-- Aim of the task --
Across all entries below, how many lines include "intro"? Only the number, please.

········

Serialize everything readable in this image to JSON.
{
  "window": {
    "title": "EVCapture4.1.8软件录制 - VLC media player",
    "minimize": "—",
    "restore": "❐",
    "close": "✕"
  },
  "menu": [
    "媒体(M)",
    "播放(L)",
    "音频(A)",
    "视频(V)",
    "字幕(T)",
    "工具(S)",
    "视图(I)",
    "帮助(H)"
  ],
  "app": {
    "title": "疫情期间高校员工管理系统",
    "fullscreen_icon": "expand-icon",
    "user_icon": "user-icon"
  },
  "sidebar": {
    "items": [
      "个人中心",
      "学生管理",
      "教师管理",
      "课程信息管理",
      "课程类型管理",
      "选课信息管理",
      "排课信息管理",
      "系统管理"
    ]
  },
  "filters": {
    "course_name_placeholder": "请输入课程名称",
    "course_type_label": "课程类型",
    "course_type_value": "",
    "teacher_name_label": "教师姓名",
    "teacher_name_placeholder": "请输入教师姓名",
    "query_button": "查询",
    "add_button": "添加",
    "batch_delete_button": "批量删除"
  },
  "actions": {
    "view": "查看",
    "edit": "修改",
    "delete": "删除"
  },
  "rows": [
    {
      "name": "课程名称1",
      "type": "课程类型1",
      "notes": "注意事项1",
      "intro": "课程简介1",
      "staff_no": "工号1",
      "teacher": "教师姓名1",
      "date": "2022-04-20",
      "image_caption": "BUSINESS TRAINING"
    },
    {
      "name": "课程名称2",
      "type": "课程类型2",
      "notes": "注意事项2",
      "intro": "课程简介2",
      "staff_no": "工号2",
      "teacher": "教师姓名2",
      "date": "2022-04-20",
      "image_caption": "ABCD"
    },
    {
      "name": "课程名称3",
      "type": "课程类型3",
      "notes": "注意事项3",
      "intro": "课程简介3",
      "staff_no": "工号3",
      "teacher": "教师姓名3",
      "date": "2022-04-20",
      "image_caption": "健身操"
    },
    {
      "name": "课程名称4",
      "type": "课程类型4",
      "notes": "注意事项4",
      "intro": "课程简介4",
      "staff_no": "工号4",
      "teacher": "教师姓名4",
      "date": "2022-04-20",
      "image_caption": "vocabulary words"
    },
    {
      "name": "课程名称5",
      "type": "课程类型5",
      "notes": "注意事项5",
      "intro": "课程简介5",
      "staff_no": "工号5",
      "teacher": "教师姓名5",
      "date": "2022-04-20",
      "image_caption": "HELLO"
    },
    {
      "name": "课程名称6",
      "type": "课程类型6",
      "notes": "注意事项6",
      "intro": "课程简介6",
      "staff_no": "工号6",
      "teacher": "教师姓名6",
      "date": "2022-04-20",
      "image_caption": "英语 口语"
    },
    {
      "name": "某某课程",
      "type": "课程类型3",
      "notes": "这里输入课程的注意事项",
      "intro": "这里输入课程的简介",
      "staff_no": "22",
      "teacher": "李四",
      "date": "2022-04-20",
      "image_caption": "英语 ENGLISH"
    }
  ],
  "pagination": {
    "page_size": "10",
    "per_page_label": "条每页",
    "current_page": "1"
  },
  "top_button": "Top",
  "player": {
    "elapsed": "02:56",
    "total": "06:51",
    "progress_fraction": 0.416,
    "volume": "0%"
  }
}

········

-- Result of the exercise --
7